Like Gunderson, Waibel began his career in the for-profit world, working in finance and operations for progressive for-profit ventures. After achieving success in these ventures for a few years, however, he realized he wasn’t fulfilled and was looking for more meaning. “I was searching for a career opportunity where values meet up with my professional capabilities,” said Waibel. “The Y was looking for somebody who had strong business acumen and was a values match. So, I joined the organization as the chief financial officer (CFO).”
After serving as the CFO and chief technology officer (CTO) for several years, he returned four years ago to being the association’s COO in order to play a bigger role in the organization’s innovation, vision and mission delivery.
St. John’s passion — and career path — has always been wellness-driven. She began her career at a private wellness center in Chicago. There, she was introduced to the juxtaposition of conventional healthcare practices, and complementary and alternative healing practices focused on whole life well-being.
Over time, St. John found the conventional healthcare model wasn’t focused enough on holistic well-being. “I started to feel like my needs and my clients’ needs were not being fully met as a whole person,” she shared. “So, I started to engage with alternative care services, and I was motivated to help bridge the gap between conventional healthcare, and complementary and alternative holistic healthcare.”
Today, these three work in conjunction as thought leaders for the Twin Cities Y, each bringing their own experiences to the table. This leadership dynamic has been critical to the organization’s success.
Gunderson — an adept leader himself — has nothing but praise for his cohorts. “These two have been exceptional,” he said. “They’ve been paramount in their passion, purpose and delivering exceptional leadership.”

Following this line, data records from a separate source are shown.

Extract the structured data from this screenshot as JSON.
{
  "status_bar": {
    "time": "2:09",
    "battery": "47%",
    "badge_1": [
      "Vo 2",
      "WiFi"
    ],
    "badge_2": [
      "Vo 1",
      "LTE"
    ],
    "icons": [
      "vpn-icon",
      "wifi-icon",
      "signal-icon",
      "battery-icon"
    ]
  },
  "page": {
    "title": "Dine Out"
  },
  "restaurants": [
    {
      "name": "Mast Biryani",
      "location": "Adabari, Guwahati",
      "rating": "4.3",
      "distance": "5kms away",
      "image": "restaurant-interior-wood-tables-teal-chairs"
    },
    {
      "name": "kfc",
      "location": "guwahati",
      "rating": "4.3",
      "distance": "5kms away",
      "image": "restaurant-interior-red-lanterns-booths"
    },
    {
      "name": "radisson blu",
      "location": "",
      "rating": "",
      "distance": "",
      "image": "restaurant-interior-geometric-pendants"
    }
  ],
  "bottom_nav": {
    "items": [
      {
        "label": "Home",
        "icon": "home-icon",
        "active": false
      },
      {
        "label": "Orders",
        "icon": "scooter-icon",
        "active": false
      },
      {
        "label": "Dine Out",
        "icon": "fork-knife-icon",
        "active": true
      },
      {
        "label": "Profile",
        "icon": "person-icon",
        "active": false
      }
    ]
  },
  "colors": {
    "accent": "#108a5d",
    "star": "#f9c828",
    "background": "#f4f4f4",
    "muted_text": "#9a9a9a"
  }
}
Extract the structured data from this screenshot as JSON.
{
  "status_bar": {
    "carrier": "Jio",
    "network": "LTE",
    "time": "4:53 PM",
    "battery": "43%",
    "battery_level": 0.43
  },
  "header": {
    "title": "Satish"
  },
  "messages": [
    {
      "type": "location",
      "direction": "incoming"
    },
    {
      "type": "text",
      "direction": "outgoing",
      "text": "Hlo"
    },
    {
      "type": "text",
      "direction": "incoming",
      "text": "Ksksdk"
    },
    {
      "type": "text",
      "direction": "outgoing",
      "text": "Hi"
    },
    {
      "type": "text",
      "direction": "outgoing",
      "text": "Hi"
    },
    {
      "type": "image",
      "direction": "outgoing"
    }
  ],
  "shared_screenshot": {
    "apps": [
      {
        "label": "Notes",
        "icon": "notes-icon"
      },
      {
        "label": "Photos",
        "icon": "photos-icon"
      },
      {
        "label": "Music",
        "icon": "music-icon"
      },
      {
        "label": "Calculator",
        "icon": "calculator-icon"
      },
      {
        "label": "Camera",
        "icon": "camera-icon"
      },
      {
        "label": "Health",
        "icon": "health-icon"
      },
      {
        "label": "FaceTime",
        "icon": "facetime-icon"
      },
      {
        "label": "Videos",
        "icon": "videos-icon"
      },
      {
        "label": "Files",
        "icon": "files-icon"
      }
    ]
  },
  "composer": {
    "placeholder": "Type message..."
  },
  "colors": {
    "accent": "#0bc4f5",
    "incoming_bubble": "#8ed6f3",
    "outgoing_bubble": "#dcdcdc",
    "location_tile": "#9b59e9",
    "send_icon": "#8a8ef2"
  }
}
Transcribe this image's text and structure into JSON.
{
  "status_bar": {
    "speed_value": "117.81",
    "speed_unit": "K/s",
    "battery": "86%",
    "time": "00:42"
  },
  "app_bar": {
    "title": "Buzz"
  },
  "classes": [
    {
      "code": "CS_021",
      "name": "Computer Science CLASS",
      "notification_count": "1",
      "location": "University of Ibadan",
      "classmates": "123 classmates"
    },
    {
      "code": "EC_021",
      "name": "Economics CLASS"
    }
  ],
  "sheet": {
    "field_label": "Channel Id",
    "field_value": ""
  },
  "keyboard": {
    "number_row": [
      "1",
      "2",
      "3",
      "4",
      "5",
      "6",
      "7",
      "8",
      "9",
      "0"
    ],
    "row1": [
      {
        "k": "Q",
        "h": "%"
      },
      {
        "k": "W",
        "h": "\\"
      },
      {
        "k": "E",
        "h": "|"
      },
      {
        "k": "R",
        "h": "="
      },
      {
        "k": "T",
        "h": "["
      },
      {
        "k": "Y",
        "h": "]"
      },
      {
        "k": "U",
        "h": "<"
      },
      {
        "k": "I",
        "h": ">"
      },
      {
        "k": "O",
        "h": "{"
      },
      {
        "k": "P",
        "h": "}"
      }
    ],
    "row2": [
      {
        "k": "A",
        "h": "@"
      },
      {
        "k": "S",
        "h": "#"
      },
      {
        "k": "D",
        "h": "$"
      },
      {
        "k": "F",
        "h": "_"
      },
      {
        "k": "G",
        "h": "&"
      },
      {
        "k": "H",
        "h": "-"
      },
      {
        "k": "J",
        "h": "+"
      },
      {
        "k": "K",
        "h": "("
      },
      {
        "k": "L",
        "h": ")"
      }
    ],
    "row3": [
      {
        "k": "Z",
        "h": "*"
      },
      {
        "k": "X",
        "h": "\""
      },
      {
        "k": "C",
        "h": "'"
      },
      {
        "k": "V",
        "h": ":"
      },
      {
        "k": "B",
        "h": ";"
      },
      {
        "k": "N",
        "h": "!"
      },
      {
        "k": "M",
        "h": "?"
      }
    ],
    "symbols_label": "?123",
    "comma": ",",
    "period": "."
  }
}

Each background and path led this trio of leaders to where they are today. As the well-being movement marches onward, these three are critical to driving the Twin Cities Y to be a bold innovator.
The George Wellbeing Center is a huge step in the right direction for the whole-body well-being movement, but there will be new developments on the horizon. As the Twin Cities Y gets more data on how members want these wellness and healing experiences to take shape, they’ll be able to chart out the best pathways to wellness.
“As we’ve been introducing these services to the community, a lot of members are starting to see they have a different entry point of how they can start working on their health,” explained St. John. “Our hope is this site inspires and gives people an understanding of what this concept looks like, that when an individual is engaging with the Y, there are many pathways to address their healing.”
Led by an exceptional trio of leaders and a passion for making the spirit, mind and body healthy, the Twin Cities Y will continue to forge the path of whole-body well-being innovation.
“We’re helping the community move to a better place on an individual health level, and a collective community engagement and community health level,” said Gunderson. “When every individual is given the right to self-care, people start believing their lives matter, their choices matter, and their journey has autonomy and meaning.”